Work instruction: Bring together copies of the lines in the data below that contain the word "physical".

Given entries:
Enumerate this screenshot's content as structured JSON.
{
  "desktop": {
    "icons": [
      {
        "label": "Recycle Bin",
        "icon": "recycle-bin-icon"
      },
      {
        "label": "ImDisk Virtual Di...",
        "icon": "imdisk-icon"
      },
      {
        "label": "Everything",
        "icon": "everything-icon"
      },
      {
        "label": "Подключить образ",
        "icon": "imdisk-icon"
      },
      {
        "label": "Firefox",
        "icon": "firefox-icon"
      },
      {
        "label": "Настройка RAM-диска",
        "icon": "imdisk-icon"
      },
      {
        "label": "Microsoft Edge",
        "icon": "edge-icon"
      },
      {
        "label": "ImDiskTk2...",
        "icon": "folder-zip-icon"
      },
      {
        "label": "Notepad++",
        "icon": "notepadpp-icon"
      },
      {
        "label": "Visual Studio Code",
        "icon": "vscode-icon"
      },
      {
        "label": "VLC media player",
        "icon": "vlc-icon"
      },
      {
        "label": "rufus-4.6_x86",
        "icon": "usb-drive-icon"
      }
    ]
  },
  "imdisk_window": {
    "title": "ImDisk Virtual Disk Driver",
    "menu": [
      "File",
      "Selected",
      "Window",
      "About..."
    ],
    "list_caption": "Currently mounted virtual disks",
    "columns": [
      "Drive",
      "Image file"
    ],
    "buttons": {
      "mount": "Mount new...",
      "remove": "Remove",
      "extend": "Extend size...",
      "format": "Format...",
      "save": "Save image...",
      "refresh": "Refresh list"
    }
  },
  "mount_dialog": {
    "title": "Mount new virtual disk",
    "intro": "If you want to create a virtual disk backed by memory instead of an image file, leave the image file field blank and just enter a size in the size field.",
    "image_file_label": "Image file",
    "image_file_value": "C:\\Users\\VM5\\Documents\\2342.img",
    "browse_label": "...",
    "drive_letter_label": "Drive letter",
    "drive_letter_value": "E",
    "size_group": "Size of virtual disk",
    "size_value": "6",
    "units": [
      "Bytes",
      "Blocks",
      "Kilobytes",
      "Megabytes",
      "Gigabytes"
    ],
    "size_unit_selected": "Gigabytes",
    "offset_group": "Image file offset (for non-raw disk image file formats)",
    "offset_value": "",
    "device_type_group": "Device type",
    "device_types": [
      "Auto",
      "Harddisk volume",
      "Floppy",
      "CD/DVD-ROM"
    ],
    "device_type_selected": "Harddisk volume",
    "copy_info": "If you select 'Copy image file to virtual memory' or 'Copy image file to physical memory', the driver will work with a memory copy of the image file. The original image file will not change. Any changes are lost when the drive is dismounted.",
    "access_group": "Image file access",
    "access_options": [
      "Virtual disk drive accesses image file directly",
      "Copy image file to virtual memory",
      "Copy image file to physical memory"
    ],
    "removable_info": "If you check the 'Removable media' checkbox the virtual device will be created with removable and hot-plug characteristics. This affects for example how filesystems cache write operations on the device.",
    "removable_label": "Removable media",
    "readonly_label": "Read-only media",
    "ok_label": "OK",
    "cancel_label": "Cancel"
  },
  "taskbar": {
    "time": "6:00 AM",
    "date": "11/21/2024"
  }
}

Exercise answer:
    "copy_info": "If you select 'Copy image file to virtual memory' or 'Copy image file to physical memory', the driver will work with a memory copy of the image file. The original image file will not change. Any changes are lost when the drive is dismounted.",
      "Copy image file to physical memory"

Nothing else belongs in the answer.